→ WHAT NEEDS TO BE DONE
Every line in the records below with the string "angelasoler" needs to be copied out.

───── SUPPLIED MATERIAL

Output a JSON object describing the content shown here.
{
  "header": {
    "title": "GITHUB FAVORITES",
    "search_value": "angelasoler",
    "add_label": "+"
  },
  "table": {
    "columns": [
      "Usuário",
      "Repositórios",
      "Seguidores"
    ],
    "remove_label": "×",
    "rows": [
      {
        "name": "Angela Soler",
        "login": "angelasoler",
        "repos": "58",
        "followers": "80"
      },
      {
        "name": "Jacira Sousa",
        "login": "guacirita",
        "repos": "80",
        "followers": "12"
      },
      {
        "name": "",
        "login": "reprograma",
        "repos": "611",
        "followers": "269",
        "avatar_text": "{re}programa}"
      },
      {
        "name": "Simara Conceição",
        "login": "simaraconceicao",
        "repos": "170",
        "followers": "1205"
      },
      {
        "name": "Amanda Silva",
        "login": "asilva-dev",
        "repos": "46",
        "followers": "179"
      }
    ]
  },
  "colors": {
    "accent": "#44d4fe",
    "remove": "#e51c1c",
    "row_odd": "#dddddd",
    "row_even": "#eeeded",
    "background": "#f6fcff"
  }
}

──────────

→ OUTPUT
    "search_value": "angelasoler",
        "login": "angelasoler",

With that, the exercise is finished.